Dangerfood Recipe: Healthier Green Bean Casserole
Take a swing at this for the Thanksgiving table. We promise— no one will be able to tell the difference!
What You’ll Need:
2 9-ounce bags frozen green beans (or one bag of green beans and one bag of a second vegetable)
1 pint button mushrooms, sliced
1 onion (half thinly sliced, half chopped)
1 can healthier cream of mushroom soup (we used Campbell’s Healthy Request)
¾ cup 1% or skim milk
Salt and Pepper
2 tbs. flour
What to Do:
1. Preheat the oven to 400 degrees. Combine the flour and a pinch of salt and pepper in a small bowl. Toss sliced onions in mixture until well coated.
2. Spray a rimmed baking sheet with cooking spray. Spread the onion strips on the tray. Bake for approximately 10-15 minutes or until crisp.
3. While the crispy onions are baking, sautée the chopped onion and mushrooms until just soft. Combine in a casserole dish with the frozen veggies, soup, and milk. Season with salt and pepper to taste.
4. Bake the casserole for about 30 minutes or until warmed through. Five minutes before it’s done, top with the baked onion strips.
Photo by Kelly Fitzpatrick
- Intake of fried foods is associated with obesity in the cohort of Spanish adults from the European Prospective Investigation into Cancer and Nutrition. Guallar-Castillón P, Rodríguez-Artalejo F, Fornés NS, et al. Department of Preventive Medicine and Public Health, Universidad Autónoma de Madrid, Madrid, Spain. The American Journal of Clinical Nutrition, 2007 Jul;86(1):198-205.⤴
- Association of consumption of fried food away from home with body mass index and diet quality in older children and adolescents. Taveras EM, Berkey CS, Rifas-Shiman SL, et al. Department of Ambulatory Care and Prevention, Harvard Medical School, Harvard Pilgrim Health Care, Boston, MA. Pediatrics, 2005 Oct;116(4):e518-24.⤴
- Comparison of vitamin losses in vegetables due to various cooking methods. Rumm-Kreuter D, Demmel I. Alfa Institute Eltville FDG. Journal of Nutritional Science and Vitaminology, 1990;36 Suppl 1:S7-14; discussion S14-5.⤴
- Vitamin C, total phenolics and antioxidative activity in tip-cut green beans (Phaseolus vulgaris) and swede rods (Brassica napus var. napobrassica) processed by methods used in catering. Baardseth P, Bjerke F, Martinsen BK, et al. Nofima Mat AS, Osloveien 1, NO-1430 Aas, Norway. Journal of the Science of Food and Agriculture, 2010 May;90(7):1245-55.⤴
- Vitamin C losses in some frozen vegetables due to various cooking methods. Nursal B, Yücecan S. Hacettepe University, Department of Nutrition and Dietetics, TR-06100 Sihiye, Ankara, Turkey. Die Nahrung, 2000 Dec;44(6):451-3.⤴

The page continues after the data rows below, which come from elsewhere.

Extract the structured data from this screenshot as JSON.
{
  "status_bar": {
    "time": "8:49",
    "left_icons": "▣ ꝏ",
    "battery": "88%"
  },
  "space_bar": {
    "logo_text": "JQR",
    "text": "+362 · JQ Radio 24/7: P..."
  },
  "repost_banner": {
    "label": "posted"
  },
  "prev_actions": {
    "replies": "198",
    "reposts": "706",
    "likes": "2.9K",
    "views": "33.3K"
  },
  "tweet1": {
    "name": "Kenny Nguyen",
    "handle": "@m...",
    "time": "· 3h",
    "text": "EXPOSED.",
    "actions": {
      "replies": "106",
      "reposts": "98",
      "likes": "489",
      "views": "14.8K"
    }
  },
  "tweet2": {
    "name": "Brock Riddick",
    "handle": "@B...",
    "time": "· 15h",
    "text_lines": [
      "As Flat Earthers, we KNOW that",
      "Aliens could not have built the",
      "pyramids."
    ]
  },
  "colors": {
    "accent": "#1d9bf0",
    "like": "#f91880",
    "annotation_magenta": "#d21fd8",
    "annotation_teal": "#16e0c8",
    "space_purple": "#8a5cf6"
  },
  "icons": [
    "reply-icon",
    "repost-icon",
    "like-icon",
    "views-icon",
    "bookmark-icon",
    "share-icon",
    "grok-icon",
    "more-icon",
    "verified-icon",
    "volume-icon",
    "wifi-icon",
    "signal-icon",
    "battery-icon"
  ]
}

- Onions--a global benefit to health. Griffiths G, Trueman L, Crowther T, et al. Department of Plant Genetics and Biotechnology, Horticulture Research International, Wellesbourne CV35 9EF, UK. Phytotherapy Research, 2002 Nov;16(7):603-15.⤴
Comments Leave a comment
Ahh great article! Who would've thought to sneak asparagus in green bean casserole? And not to thaw the beans?? Thanks for the tips!